Nate Jackson cruised to a convincing victory in 15 minutes and 49 seconds. Finishing runner-up was All-American championship runner from his time at Belmont High. Victor Gras still holds every distance record at Belmont High School and won numerous state titles from the early 2000s traveled from New York City where he’s a senior vice president for a really cool company, YouGov, and finished in 17:17. Shannon Bueker took home the female title with a time of 18:32, edging out Haily Desmarais who came in at 18:56.
“It was an awesome day. The community shows up so hard. It’s just a great way to give back [to the community],” said Pizzi.
And there’s more to come for Pizzi in 2023. Later this month, Pizzi will travel to Wyoming to participate in the Jackson Hole Marathon on Sept. 23, completing her goal of running 50 marathons in 50 states.
“It’s been a ten-year journey; five marathons a year. I got serious about it two years ago,” said Pizzi. “It’s an incredible way to see the US.”
Just three weeks later, on Saturday, Oct. 14, Pizzi will participate in the ultimate triathlon in the world, the 2023 Ironman World Championship Women’s Race in Kailua Kona, Hawaii.
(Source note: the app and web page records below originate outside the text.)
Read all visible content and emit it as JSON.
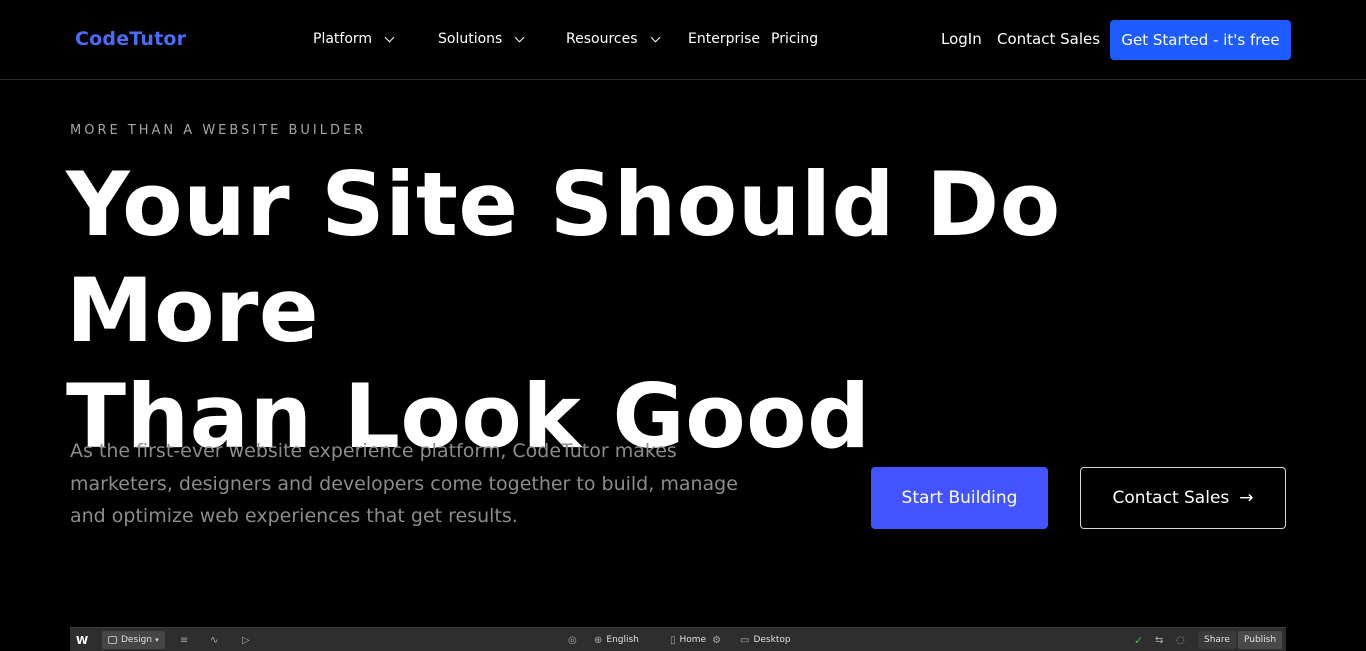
{
  "nav": {
    "brand": "CodeTutor",
    "menu": [
      {
        "label": "Platform"
      },
      {
        "label": "Solutions"
      },
      {
        "label": "Resources"
      }
    ],
    "links": [
      "Enterprise",
      "Pricing"
    ],
    "login": "LogIn",
    "contact": "Contact Sales",
    "cta": "Get Started - it's free"
  },
  "hero": {
    "eyebrow": "MORE THAN A WEBSITE BUILDER",
    "title_line1": "Your Site Should Do More",
    "title_line2": "Than Look Good",
    "subtitle": "As the first-ever website experience platform, CodeTutor makes marketers, designers and developers come together to build, manage and optimize web experiences that get results.",
    "primary_button": "Start Building",
    "secondary_button": "Contact Sales",
    "secondary_icon": "arrow-right-icon"
  },
  "editor": {
    "logo": "W",
    "mode": "Design",
    "language": "English",
    "page": "Home",
    "breakpoint": "Desktop",
    "share": "Share",
    "publish": "Publish"
  },
  "colors": {
    "brand": "#4a6cf7",
    "cta_top": "#1f5cff",
    "primary_button": "#4353ff",
    "background": "#000000"
  }
}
Pizzi was honored by receiving one of a handful of non-qualifying slots in the famous swim-cycling-running race that covers a total of 140.6 miles.
While a great runner and a good cyclist, getting ready for a 2.4 mile ocean swim has been daunting for Pizzi.
“Not really,” Pizzi said about her swimming attributes. “I’m going to Walden Pond because you can’t train for this in a pool.”